I HAVE TO BE HONEST —AUTISTIC KIDS HAVE JUST NOT BEEN ON MY RADAR FOR THE MOST PART. It was only in the last few years when I began to realize how spiritually sensitive and how many have supernatural experiences, that I took notice.
One mother wrote, “Many people don’t care about autism, unless they are faced with ‘dealing with it.’ Even in churches, it is like what are we going to do to manage that kid? Ninety percent of families with special needs are unchurched.
They have been hurt and overlooked and have to fight for a lot of things. Fighting to go to church just isn’t worth it oftentimes. I’m counseling a church right now on setting up special needs assistance in their programs. It’s fun to see a staff go from ‘this is a problem we need to address’ to ‘we want our church to reflect the kingdom, and that includes all people.’ This is a learning curve.” ~Tahni Cullen, author of Josiah’s Fire.
Another mother, blogger at Thinking Moms’ Revolution
“I am troubled by a church that seems to be oblivious to what is happening to our children. I’m not talking about my church specifically, but all churches. Much like the rest of society, most people in church do not think much about autism, unless it has happened to one of their children.
The obliviousness that I am talking about is that the church as a whole fails to see what is happening to our children – the decline in health of not only our children, but children who suffer from a myriad of disorders: allergies, asthma, learning disabilities, ADHD, asthma, sensory processing disorders, etc. We are seeing God’s precious children presenting with a host of health issues that did not exist two to three decades ago, yet no one in the church seems to be asking, “Why?”

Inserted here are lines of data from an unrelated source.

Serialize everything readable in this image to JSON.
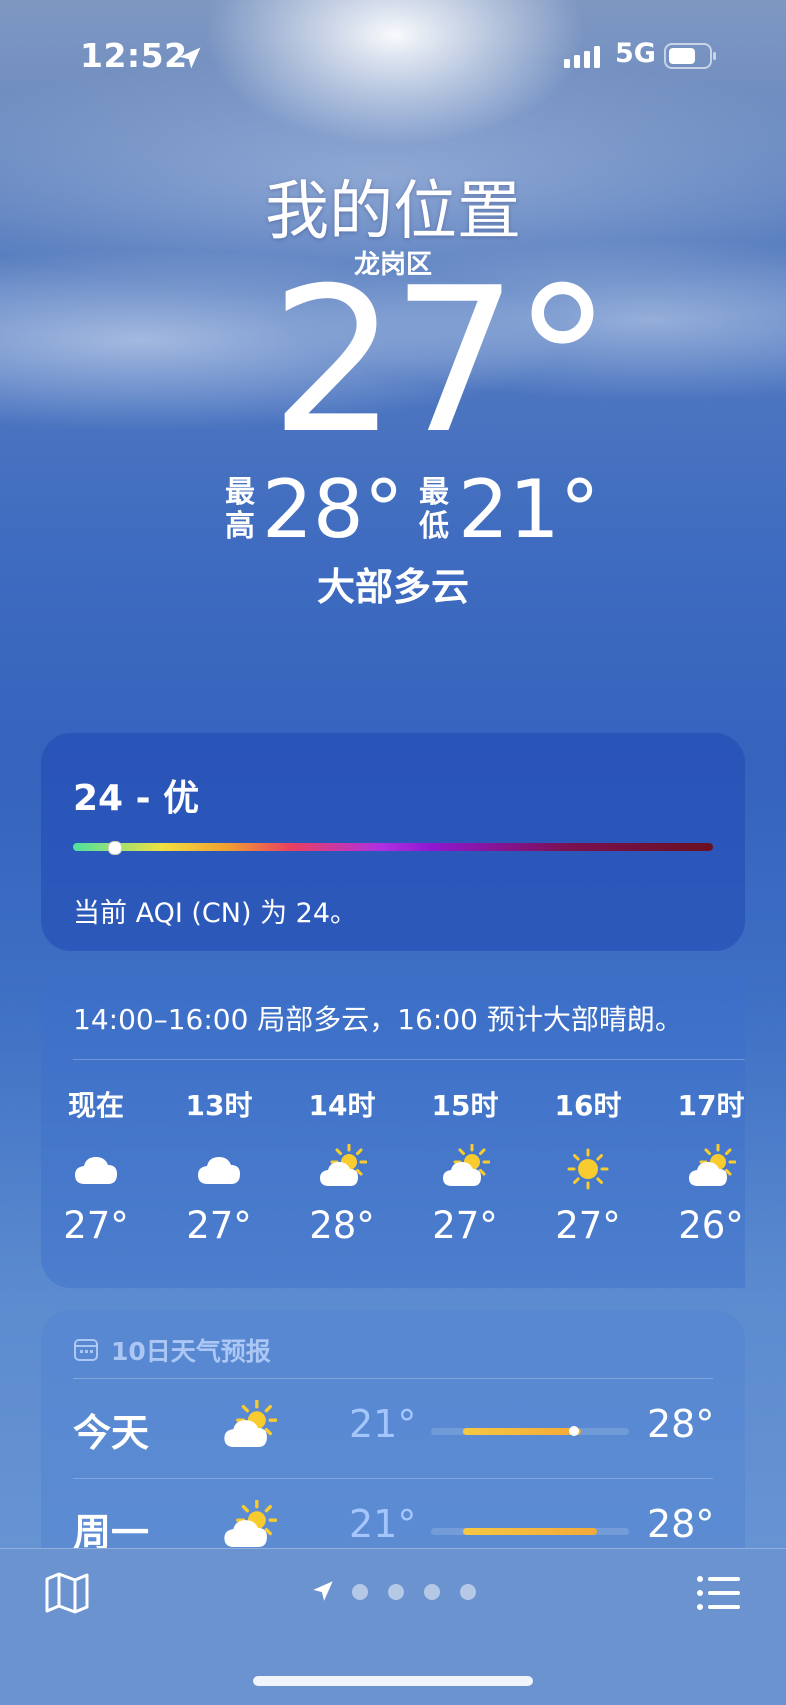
{
  "status_bar": {
    "time": "12:52",
    "network": "5G"
  },
  "hero": {
    "location": "我的位置",
    "district": "龙岗区",
    "temperature": "27°",
    "high_label": "最高",
    "high": "28°",
    "low_label": "最低",
    "low": "21°",
    "condition": "大部多云"
  },
  "aqi": {
    "value_label": "24 - 优",
    "value": 24,
    "description": "当前 AQI (CN) 为 24。"
  },
  "hourly": {
    "summary": "14:00–16:00 局部多云，16:00 预计大部晴朗。",
    "items": [
      {
        "label": "现在",
        "icon": "cloud-icon",
        "temp": "27°"
      },
      {
        "label": "13时",
        "icon": "cloud-icon",
        "temp": "27°"
      },
      {
        "label": "14时",
        "icon": "partly-sunny-icon",
        "temp": "28°"
      },
      {
        "label": "15时",
        "icon": "partly-sunny-icon",
        "temp": "27°"
      },
      {
        "label": "16时",
        "icon": "sun-icon",
        "temp": "27°"
      },
      {
        "label": "17时",
        "icon": "partly-sunny-icon",
        "temp": "26°"
      }
    ]
  },
  "daily": {
    "header": "10日天气预报",
    "days": [
      {
        "name": "今天",
        "icon": "partly-sunny-icon",
        "low": "21°",
        "high": "28°",
        "range_start": 0.16,
        "range_end": 0.76,
        "current_marker": 0.72
      },
      {
        "name": "周一",
        "icon": "partly-sunny-icon",
        "low": "21°",
        "high": "28°",
        "range_start": 0.16,
        "range_end": 0.84
      }
    ]
  },
  "bottom_bar": {
    "page_count": 4,
    "icons": [
      "map-icon",
      "location-arrow-icon",
      "list-icon"
    ]
  }
}
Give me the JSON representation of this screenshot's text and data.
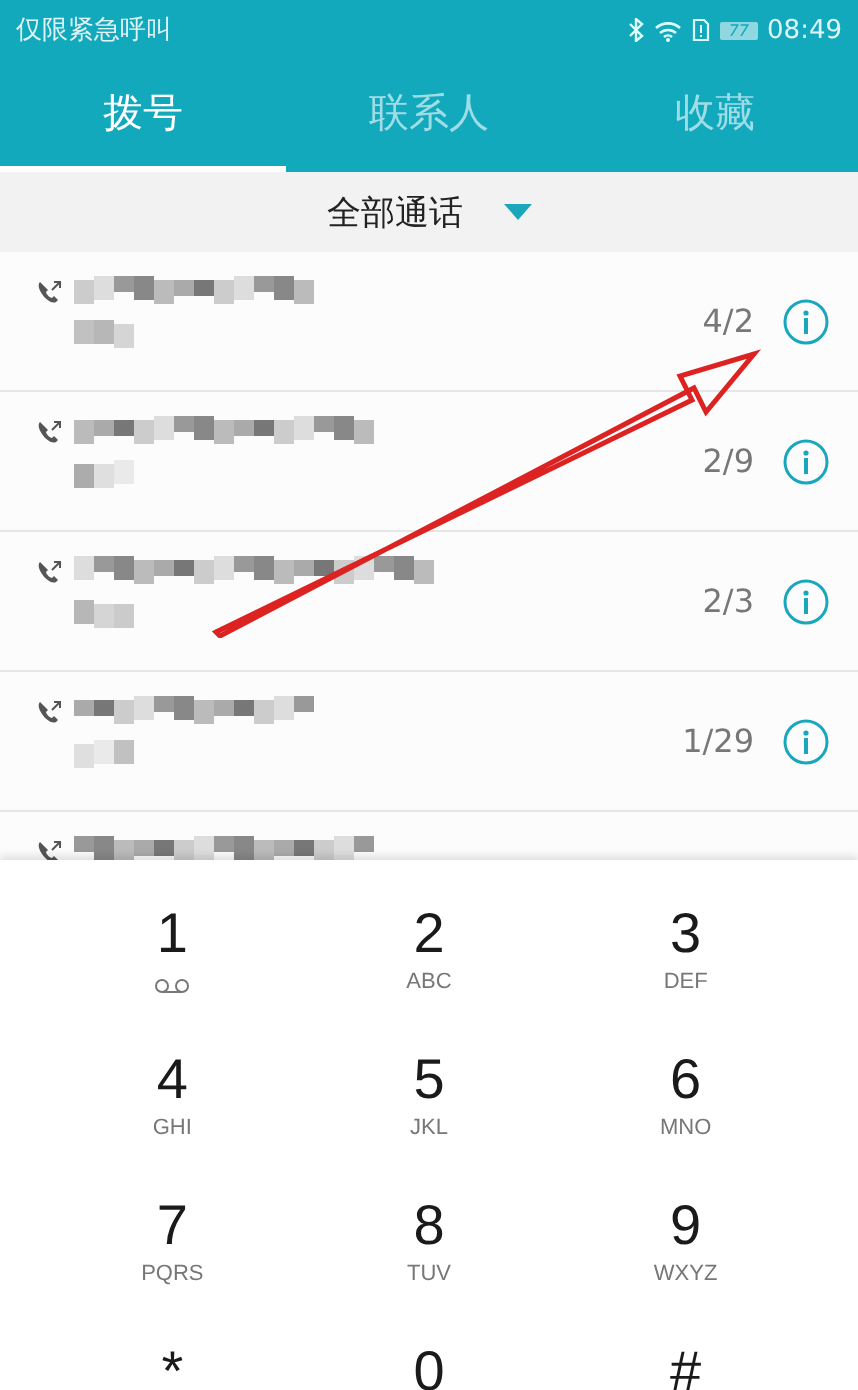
{
  "status_bar": {
    "carrier": "仅限紧急呼叫",
    "battery": "77",
    "time": "08:49"
  },
  "tabs": [
    {
      "label": "拨号",
      "selected": true
    },
    {
      "label": "联系人",
      "selected": false
    },
    {
      "label": "收藏",
      "selected": false
    }
  ],
  "filter": {
    "label": "全部通话"
  },
  "calls": [
    {
      "count": "4/2"
    },
    {
      "count": "2/9"
    },
    {
      "count": "2/3"
    },
    {
      "count": "1/29"
    },
    {
      "kind": "partial"
    }
  ],
  "keypad": [
    {
      "digit": "1",
      "kind": "voicemail"
    },
    {
      "digit": "2",
      "letters": "ABC"
    },
    {
      "digit": "3",
      "letters": "DEF"
    },
    {
      "digit": "4",
      "letters": "GHI"
    },
    {
      "digit": "5",
      "letters": "JKL"
    },
    {
      "digit": "6",
      "letters": "MNO"
    },
    {
      "digit": "7",
      "letters": "PQRS"
    },
    {
      "digit": "8",
      "letters": "TUV"
    },
    {
      "digit": "9",
      "letters": "WXYZ"
    },
    {
      "digit": "*"
    },
    {
      "digit": "0"
    },
    {
      "digit": "#"
    }
  ]
}
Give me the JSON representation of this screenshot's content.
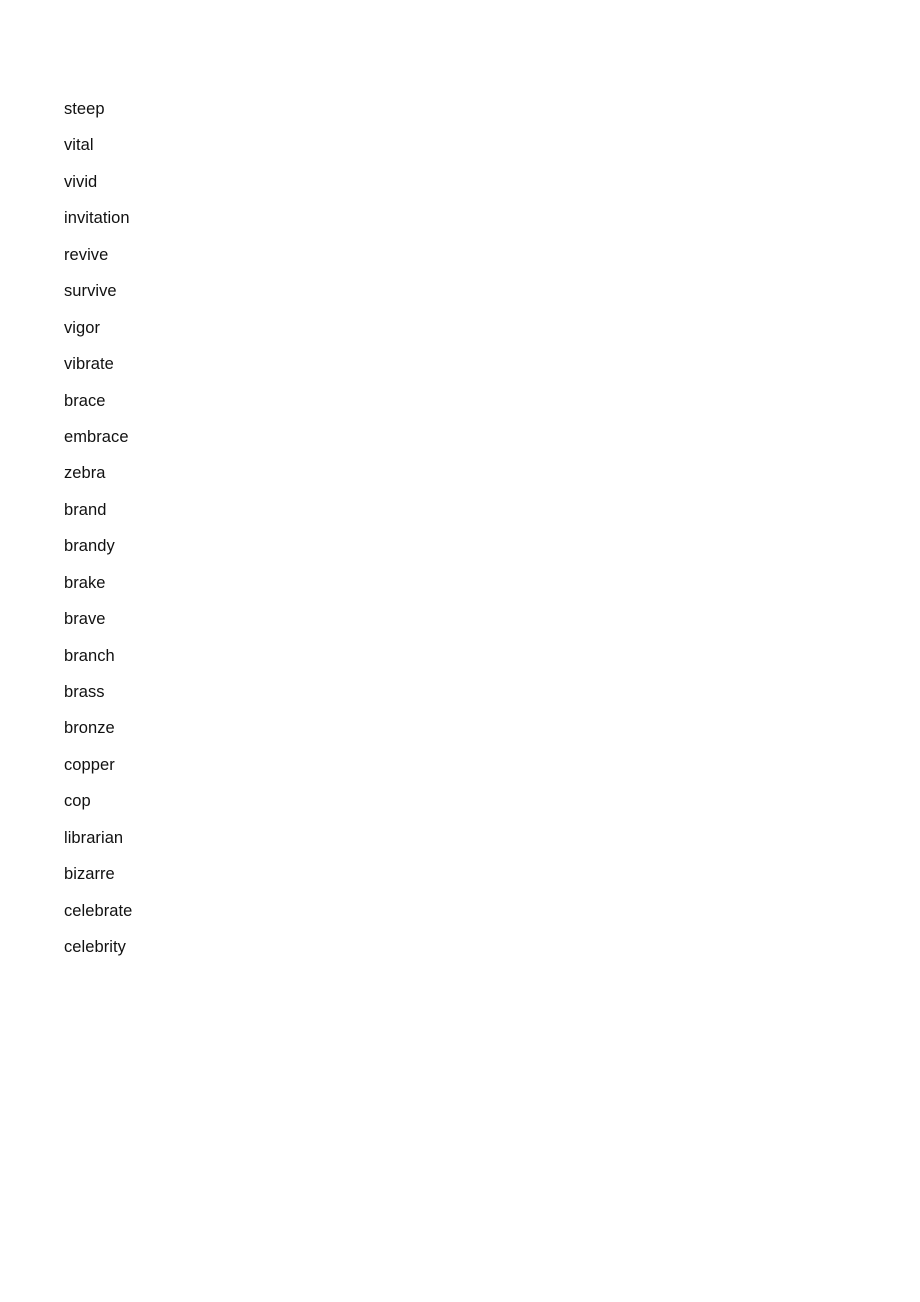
{
  "document": {
    "page_background": "#ffffff",
    "text_color": "#111111",
    "word_list": [
      "steep",
      "vital",
      "vivid",
      "invitation",
      "revive",
      "survive",
      "vigor",
      "vibrate",
      "brace",
      "embrace",
      "zebra",
      "brand",
      "brandy",
      "brake",
      "brave",
      "branch",
      "brass",
      "bronze",
      "copper",
      "cop",
      "librarian",
      "bizarre",
      "celebrate",
      "celebrity"
    ]
  }
}
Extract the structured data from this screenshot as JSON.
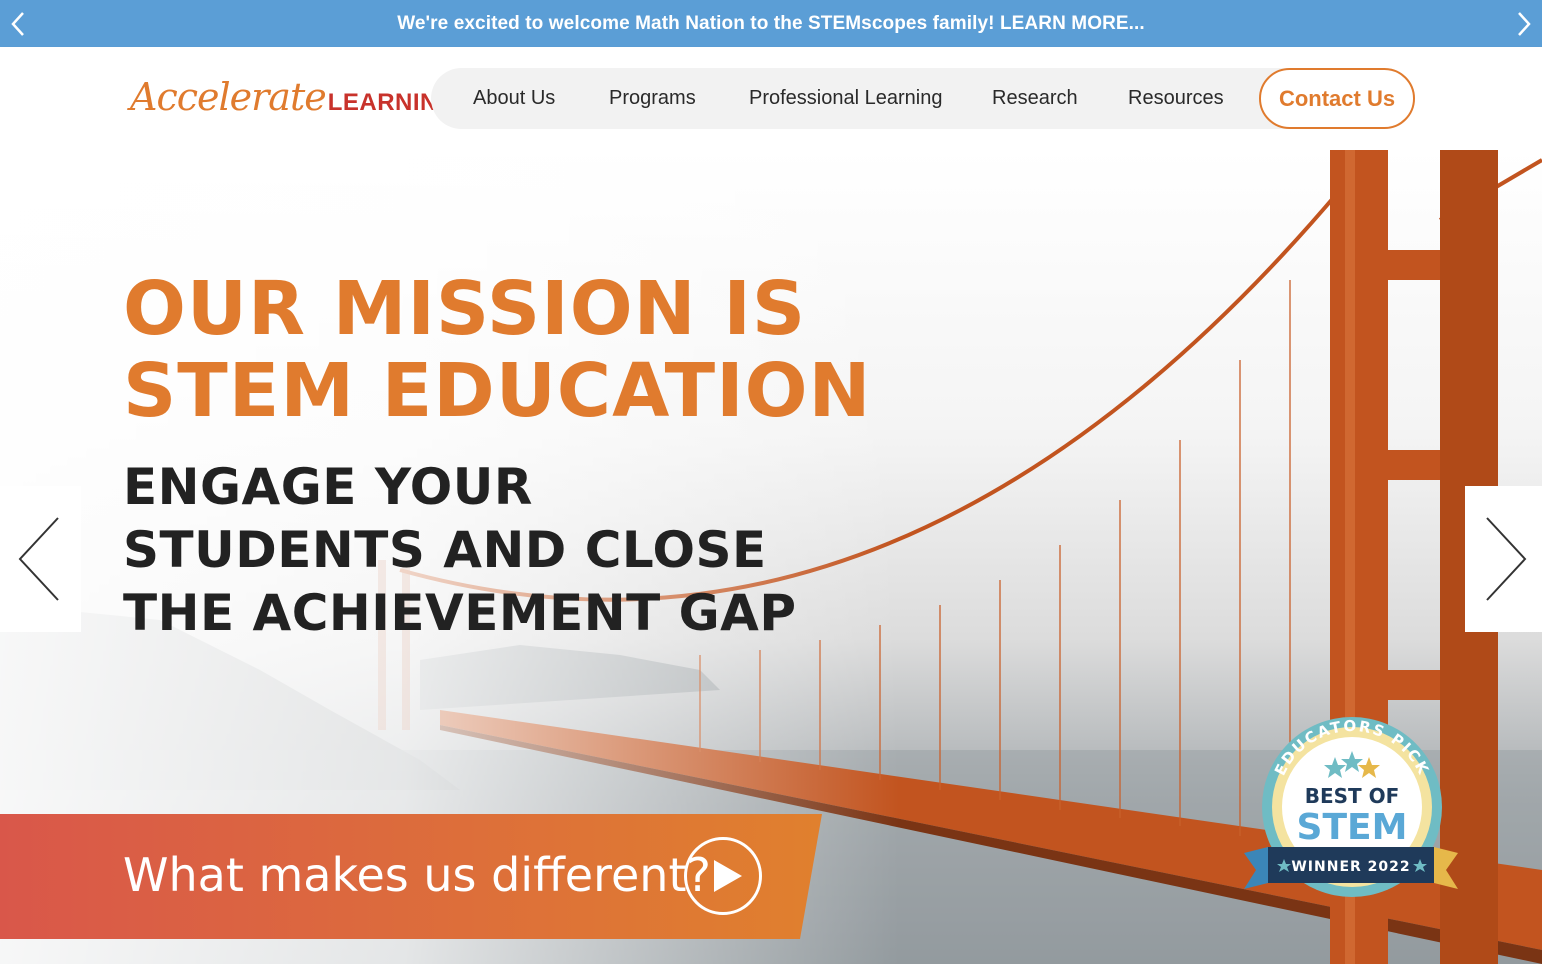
{
  "announcement": {
    "text": "We're excited to welcome Math Nation to the STEMscopes family! LEARN MORE...",
    "prev_icon": "chevron-left-icon",
    "next_icon": "chevron-right-icon"
  },
  "header": {
    "logo_script": "Accelerate",
    "logo_word": "LEARNING",
    "nav": [
      {
        "label": "About Us"
      },
      {
        "label": "Programs"
      },
      {
        "label": "Professional Learning"
      },
      {
        "label": "Research"
      },
      {
        "label": "Resources"
      }
    ],
    "contact_label": "Contact Us"
  },
  "hero": {
    "headline_line1": "OUR MISSION IS",
    "headline_line2": "STEM EDUCATION",
    "sub_line1": "ENGAGE YOUR",
    "sub_line2": "STUDENTS AND CLOSE",
    "sub_line3": "THE ACHIEVEMENT GAP",
    "cta_text": "What makes us different?",
    "play_icon": "play-icon",
    "prev_icon": "chevron-left-icon",
    "next_icon": "chevron-right-icon"
  },
  "badge": {
    "arc_text": "EDUCATORS PICK",
    "line1": "BEST OF",
    "line2": "STEM",
    "ribbon": "WINNER 2022"
  },
  "colors": {
    "accent_orange": "#e07b2e",
    "logo_red": "#c8322b",
    "announce_blue": "#5b9ed6",
    "text_dark": "#222222"
  }
}
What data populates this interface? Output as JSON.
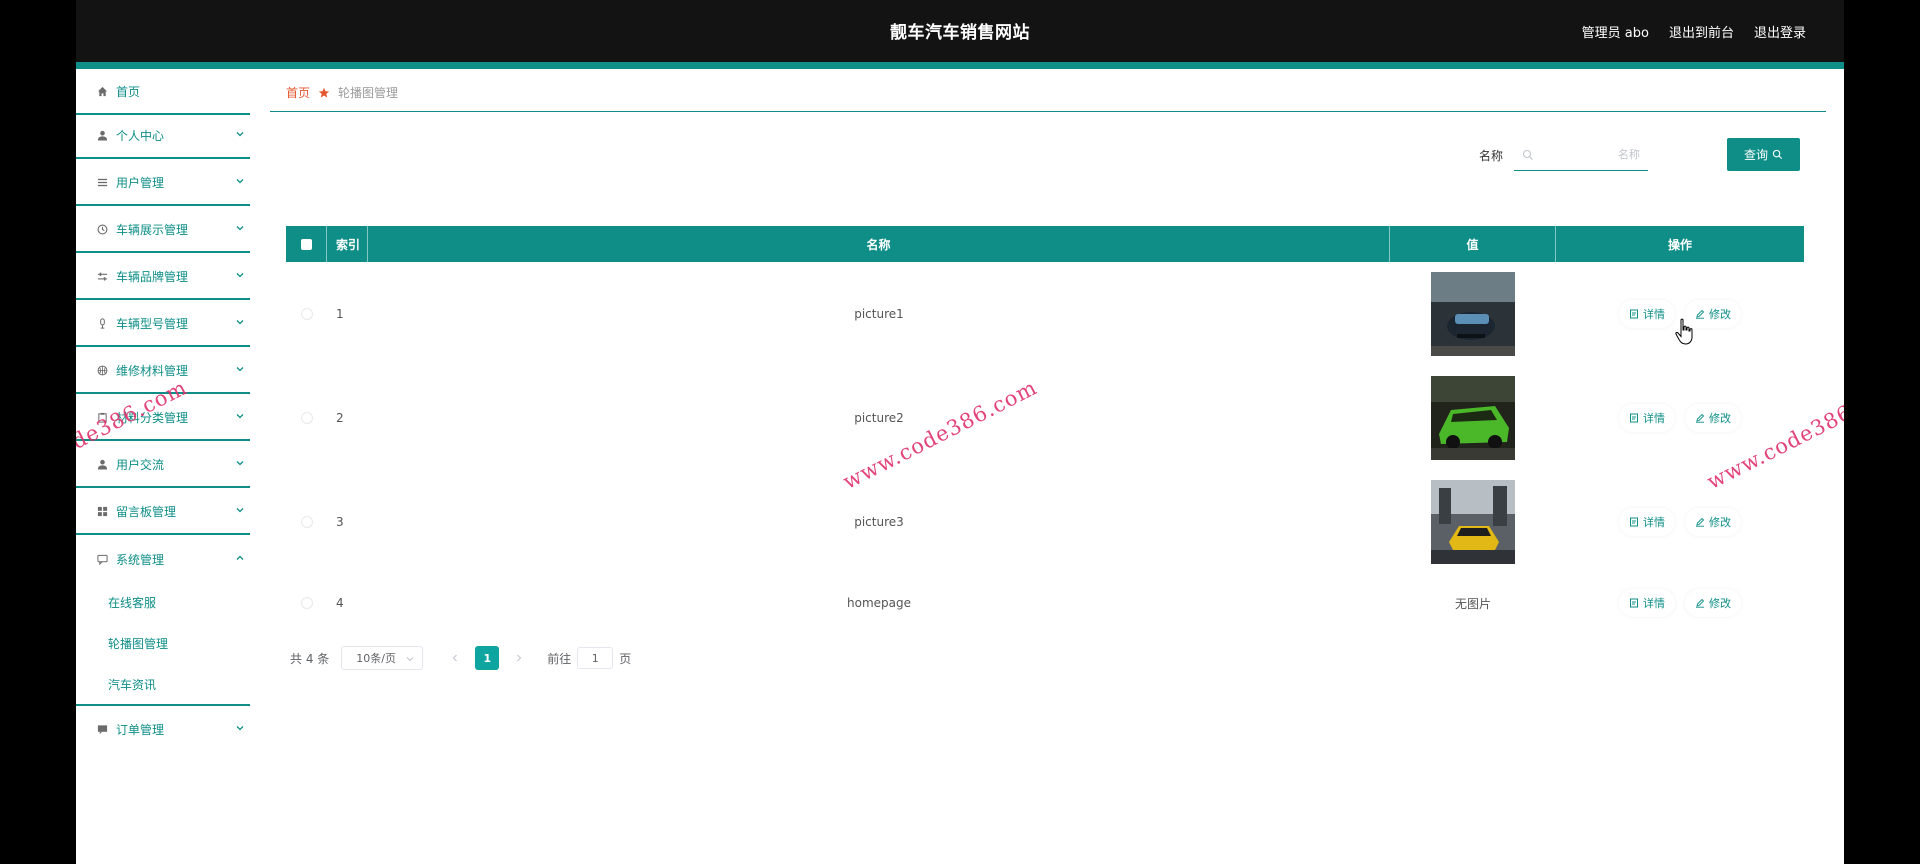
{
  "header": {
    "site_title": "靓车汽车销售网站",
    "admin_label": "管理员 abo",
    "back_front": "退出到前台",
    "logout": "退出登录"
  },
  "sidebar": {
    "items": [
      {
        "label": "首页",
        "icon": "home-icon"
      },
      {
        "label": "个人中心",
        "icon": "user-icon"
      },
      {
        "label": "用户管理",
        "icon": "list-icon"
      },
      {
        "label": "车辆展示管理",
        "icon": "clock-icon"
      },
      {
        "label": "车辆品牌管理",
        "icon": "sliders-icon"
      },
      {
        "label": "车辆型号管理",
        "icon": "mic-icon"
      },
      {
        "label": "维修材料管理",
        "icon": "basketball-icon"
      },
      {
        "label": "材料分类管理",
        "icon": "clipboard-icon"
      },
      {
        "label": "用户交流",
        "icon": "user-icon"
      },
      {
        "label": "留言板管理",
        "icon": "grid-icon"
      },
      {
        "label": "系统管理",
        "icon": "chat-icon"
      },
      {
        "label": "订单管理",
        "icon": "message-icon"
      }
    ],
    "system_sub": [
      "在线客服",
      "轮播图管理",
      "汽车资讯"
    ]
  },
  "breadcrumb": {
    "home": "首页",
    "current": "轮播图管理"
  },
  "search": {
    "label": "名称",
    "placeholder": "名称",
    "button": "查询"
  },
  "table": {
    "headers": {
      "index": "索引",
      "name": "名称",
      "value": "值",
      "action": "操作"
    },
    "rows": [
      {
        "index": "1",
        "name": "picture1",
        "value": "image"
      },
      {
        "index": "2",
        "name": "picture2",
        "value": "image"
      },
      {
        "index": "3",
        "name": "picture3",
        "value": "image"
      },
      {
        "index": "4",
        "name": "homepage",
        "value": "无图片"
      }
    ],
    "detail_label": "详情",
    "edit_label": "修改"
  },
  "pagination": {
    "total": "共 4 条",
    "page_size": "10条/页",
    "current_page": "1",
    "goto_prefix": "前往",
    "goto_value": "1",
    "goto_suffix": "页"
  },
  "watermark": "www.code386.com",
  "colors": {
    "accent": "#0e8e87",
    "header_bg": "#131313",
    "breadcrumb_home": "#e4572e",
    "watermark": "#e0306a"
  }
}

My [Becky speaking] concern is if 90% of these people never go to church, how in the world are these children ever going to hear about Jesus and be discipled? They are “in there!” They think. They reason. They listen. They have spirits that are receptive to God, and they too need a personal relationship with Jesus Christ.
They can and should be filled with the Spirit, learn to hear God’s voice, learn to worship and pray and believe God for miracles—including their own!
I am being stirred by the Holy Spirit to see if these children respond to our style of ministry. By that I mean the teaching, the depth of the word.
If these kids can’t or don’t go to traditional churches, how can we help these families teach their children so they too can have encounters with the Holy Spirit and know that He is real?
Please comment and share especially with the parents of autistic children!